§ **About this task**: An exact copy of every record is the required answer.

===== Records for this exercise

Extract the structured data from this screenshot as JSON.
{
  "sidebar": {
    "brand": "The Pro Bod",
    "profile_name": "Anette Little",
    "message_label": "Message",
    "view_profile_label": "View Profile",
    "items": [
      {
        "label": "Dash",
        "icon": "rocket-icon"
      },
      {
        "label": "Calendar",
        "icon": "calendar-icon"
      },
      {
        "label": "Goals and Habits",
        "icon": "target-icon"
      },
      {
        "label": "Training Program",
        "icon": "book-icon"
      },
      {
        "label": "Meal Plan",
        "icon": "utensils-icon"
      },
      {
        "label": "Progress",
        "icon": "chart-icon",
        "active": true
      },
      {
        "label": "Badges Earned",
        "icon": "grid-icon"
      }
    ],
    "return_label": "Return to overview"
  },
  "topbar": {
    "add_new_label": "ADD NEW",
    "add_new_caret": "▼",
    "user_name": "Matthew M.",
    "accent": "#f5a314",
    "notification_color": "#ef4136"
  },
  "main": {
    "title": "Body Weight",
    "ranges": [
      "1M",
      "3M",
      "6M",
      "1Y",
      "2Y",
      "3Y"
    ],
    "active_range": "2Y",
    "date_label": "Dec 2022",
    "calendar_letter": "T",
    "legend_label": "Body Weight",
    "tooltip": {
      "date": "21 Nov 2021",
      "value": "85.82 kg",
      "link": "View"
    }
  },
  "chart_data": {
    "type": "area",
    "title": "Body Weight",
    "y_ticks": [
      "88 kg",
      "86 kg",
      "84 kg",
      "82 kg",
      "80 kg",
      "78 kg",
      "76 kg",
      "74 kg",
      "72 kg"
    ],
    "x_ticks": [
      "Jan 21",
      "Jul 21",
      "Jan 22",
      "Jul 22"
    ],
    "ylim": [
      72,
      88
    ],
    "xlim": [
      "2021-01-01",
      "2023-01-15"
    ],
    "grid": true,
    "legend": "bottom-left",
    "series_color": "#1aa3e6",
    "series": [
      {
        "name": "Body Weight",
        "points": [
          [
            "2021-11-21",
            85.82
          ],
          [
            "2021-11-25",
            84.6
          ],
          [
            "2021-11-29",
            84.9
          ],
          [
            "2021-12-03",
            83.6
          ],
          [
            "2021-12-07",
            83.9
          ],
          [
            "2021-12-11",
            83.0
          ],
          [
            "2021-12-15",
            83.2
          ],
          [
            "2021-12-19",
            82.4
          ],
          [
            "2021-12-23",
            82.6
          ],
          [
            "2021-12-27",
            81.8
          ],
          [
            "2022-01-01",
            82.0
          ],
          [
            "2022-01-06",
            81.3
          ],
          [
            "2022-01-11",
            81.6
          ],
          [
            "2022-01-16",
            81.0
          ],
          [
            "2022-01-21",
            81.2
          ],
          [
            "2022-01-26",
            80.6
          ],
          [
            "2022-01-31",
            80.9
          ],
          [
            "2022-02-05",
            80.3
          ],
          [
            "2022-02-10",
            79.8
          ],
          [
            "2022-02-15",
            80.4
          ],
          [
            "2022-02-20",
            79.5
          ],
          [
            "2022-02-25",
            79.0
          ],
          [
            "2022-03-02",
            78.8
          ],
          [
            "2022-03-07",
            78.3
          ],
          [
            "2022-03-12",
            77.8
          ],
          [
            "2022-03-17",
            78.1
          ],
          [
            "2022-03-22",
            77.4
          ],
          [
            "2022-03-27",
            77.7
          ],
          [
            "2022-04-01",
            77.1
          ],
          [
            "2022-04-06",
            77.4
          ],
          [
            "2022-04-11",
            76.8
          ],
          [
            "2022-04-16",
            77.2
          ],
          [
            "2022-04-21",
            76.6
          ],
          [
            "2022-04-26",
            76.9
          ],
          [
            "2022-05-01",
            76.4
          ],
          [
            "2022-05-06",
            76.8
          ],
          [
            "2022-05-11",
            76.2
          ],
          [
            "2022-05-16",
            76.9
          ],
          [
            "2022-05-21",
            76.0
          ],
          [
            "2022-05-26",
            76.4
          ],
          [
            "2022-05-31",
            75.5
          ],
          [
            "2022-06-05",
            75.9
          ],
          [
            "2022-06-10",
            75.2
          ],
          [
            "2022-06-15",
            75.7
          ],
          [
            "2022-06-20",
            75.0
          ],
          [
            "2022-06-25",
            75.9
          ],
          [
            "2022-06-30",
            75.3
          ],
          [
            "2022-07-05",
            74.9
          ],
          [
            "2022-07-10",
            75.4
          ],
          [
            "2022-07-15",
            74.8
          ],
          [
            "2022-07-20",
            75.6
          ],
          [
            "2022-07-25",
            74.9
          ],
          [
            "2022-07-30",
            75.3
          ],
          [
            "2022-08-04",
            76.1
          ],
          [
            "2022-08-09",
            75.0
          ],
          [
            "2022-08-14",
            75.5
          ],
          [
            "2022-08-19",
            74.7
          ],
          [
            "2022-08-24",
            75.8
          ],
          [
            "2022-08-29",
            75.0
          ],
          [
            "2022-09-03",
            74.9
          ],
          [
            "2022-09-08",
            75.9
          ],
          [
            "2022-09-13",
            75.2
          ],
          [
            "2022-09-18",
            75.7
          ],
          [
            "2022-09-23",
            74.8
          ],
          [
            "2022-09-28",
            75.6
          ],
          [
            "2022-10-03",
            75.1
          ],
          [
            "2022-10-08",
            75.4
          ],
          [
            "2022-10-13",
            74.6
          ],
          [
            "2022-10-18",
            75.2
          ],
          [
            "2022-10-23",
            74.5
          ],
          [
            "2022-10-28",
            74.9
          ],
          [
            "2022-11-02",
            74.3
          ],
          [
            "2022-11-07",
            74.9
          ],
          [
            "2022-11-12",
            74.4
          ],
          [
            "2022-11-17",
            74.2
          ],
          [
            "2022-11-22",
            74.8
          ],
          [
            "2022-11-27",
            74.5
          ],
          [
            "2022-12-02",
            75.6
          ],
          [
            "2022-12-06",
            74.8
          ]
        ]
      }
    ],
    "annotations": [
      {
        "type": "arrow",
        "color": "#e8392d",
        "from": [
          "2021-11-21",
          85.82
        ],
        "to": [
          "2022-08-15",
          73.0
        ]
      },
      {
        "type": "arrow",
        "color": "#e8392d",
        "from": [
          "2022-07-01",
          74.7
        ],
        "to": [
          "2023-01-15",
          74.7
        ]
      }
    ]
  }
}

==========

§ **Solution to this problem**:
Extract the structured data from this screenshot as JSON.
{
  "sidebar": {
    "brand": "The Pro Bod",
    "profile_name": "Anette Little",
    "message_label": "Message",
    "view_profile_label": "View Profile",
    "items": [
      {
        "label": "Dash",
        "icon": "rocket-icon"
      },
      {
        "label": "Calendar",
        "icon": "calendar-icon"
      },
      {
        "label": "Goals and Habits",
        "icon": "target-icon"
      },
      {
        "label": "Training Program",
        "icon": "book-icon"
      },
      {
        "label": "Meal Plan",
        "icon": "utensils-icon"
      },
      {
        "label": "Progress",
        "icon": "chart-icon",
        "active": true
      },
      {
        "label": "Badges Earned",
        "icon": "grid-icon"
      }
    ],
    "return_label": "Return to overview"
  },
  "topbar": {
    "add_new_label": "ADD NEW",
    "add_new_caret": "▼",
    "user_name": "Matthew M.",
    "accent": "#f5a314",
    "notification_color": "#ef4136"
  },
  "main": {
    "title": "Body Weight",
    "ranges": [
      "1M",
      "3M",
      "6M",
      "1Y",
      "2Y",
      "3Y"
    ],
    "active_range": "2Y",
    "date_label": "Dec 2022",
    "calendar_letter": "T",
    "legend_label": "Body Weight",
    "tooltip": {
      "date": "21 Nov 2021",
      "value": "85.82 kg",
      "link": "View"
    }
  },
  "chart_data": {
    "type": "area",
    "title": "Body Weight",
    "y_ticks": [
      "88 kg",
      "86 kg",
      "84 kg",
      "82 kg",
      "80 kg",
      "78 kg",
      "76 kg",
      "74 kg",
      "72 kg"
    ],
    "x_ticks": [
      "Jan 21",
      "Jul 21",
      "Jan 22",
      "Jul 22"
    ],
    "ylim": [
      72,
      88
    ],
    "xlim": [
      "2021-01-01",
      "2023-01-15"
    ],
    "grid": true,
    "legend": "bottom-left",
    "series_color": "#1aa3e6",
    "series": [
      {
        "name": "Body Weight",
        "points": [
          [
            "2021-11-21",
            85.82
          ],
          [
            "2021-11-25",
            84.6
          ],
          [
            "2021-11-29",
            84.9
          ],
          [
            "2021-12-03",
            83.6
          ],
          [
            "2021-12-07",
            83.9
          ],
          [
            "2021-12-11",
            83.0
          ],
          [
            "2021-12-15",
            83.2
          ],
          [
            "2021-12-19",
            82.4
          ],
          [
            "2021-12-23",
            82.6
          ],
          [
            "2021-12-27",
            81.8
          ],
          [
            "2022-01-01",
            82.0
          ],
          [
            "2022-01-06",
            81.3
          ],
          [
            "2022-01-11",
            81.6
          ],
          [
            "2022-01-16",
            81.0
          ],
          [
            "2022-01-21",
            81.2
          ],
          [
            "2022-01-26",
            80.6
          ],
          [
            "2022-01-31",
            80.9
          ],
          [
            "2022-02-05",
            80.3
          ],
          [
            "2022-02-10",
            79.8
          ],
          [
            "2022-02-15",
            80.4
          ],
          [
            "2022-02-20",
            79.5
          ],
          [
            "2022-02-25",
            79.0
          ],
          [
            "2022-03-02",
            78.8
          ],
          [
            "2022-03-07",
            78.3
          ],
          [
            "2022-03-12",
            77.8
          ],
          [
            "2022-03-17",
            78.1
          ],
          [
            "2022-03-22",
            77.4
          ],
          [
            "2022-03-27",
            77.7
          ],
          [
            "2022-04-01",
            77.1
          ],
          [
            "2022-04-06",
            77.4
          ],
          [
            "2022-04-11",
            76.8
          ],
          [
            "2022-04-16",
            77.2
          ],
          [
            "2022-04-21",
            76.6
          ],
          [
            "2022-04-26",
            76.9
          ],
          [
            "2022-05-01",
            76.4
          ],
          [
            "2022-05-06",
            76.8
          ],
          [
            "2022-05-11",
            76.2
          ],
          [
            "2022-05-16",
            76.9
          ],
          [
            "2022-05-21",
            76.0
          ],
          [
            "2022-05-26",
            76.4
          ],
          [
            "2022-05-31",
            75.5
          ],
          [
            "2022-06-05",
            75.9
          ],
          [
            "2022-06-10",
            75.2
          ],
          [
            "2022-06-15",
            75.7
          ],
          [
            "2022-06-20",
            75.0
          ],
          [
            "2022-06-25",
            75.9
          ],
          [
            "2022-06-30",
            75.3
          ],
          [
            "2022-07-05",
            74.9
          ],
          [
            "2022-07-10",
            75.4
          ],
          [
            "2022-07-15",
            74.8
          ],
          [
            "2022-07-20",
            75.6
          ],
          [
            "2022-07-25",
            74.9
          ],
          [
            "2022-07-30",
            75.3
          ],
          [
            "2022-08-04",
            76.1
          ],
          [
            "2022-08-09",
            75.0
          ],
          [
            "2022-08-14",
            75.5
          ],
          [
            "2022-08-19",
            74.7
          ],
          [
            "2022-08-24",
            75.8
          ],
          [
            "2022-08-29",
            75.0
          ],
          [
            "2022-09-03",
            74.9
          ],
          [
            "2022-09-08",
            75.9
          ],
          [
            "2022-09-13",
            75.2
          ],
          [
            "2022-09-18",
            75.7
          ],
          [
            "2022-09-23",
            74.8
          ],
          [
            "2022-09-28",
            75.6
          ],
          [
            "2022-10-03",
            75.1
          ],
          [
            "2022-10-08",
            75.4
          ],
          [
            "2022-10-13",
            74.6
          ],
          [
            "2022-10-18",
            75.2
          ],
          [
            "2022-10-23",
            74.5
          ],
          [
            "2022-10-28",
            74.9
          ],
          [
            "2022-11-02",
            74.3
          ],
          [
            "2022-11-07",
            74.9
          ],
          [
            "2022-11-12",
            74.4
          ],
          [
            "2022-11-17",
            74.2
          ],
          [
            "2022-11-22",
            74.8
          ],
          [
            "2022-11-27",
            74.5
          ],
          [
            "2022-12-02",
            75.6
          ],
          [
            "2022-12-06",
            74.8
          ]
        ]
      }
    ],
    "annotations": [
      {
        "type": "arrow",
        "color": "#e8392d",
        "from": [
          "2021-11-21",
          85.82
        ],
        "to": [
          "2022-08-15",
          73.0
        ]
      },
      {
        "type": "arrow",
        "color": "#e8392d",
        "from": [
          "2022-07-01",
          74.7
        ],
        "to": [
          "2023-01-15",
          74.7
        ]
      }
    ]
  }
}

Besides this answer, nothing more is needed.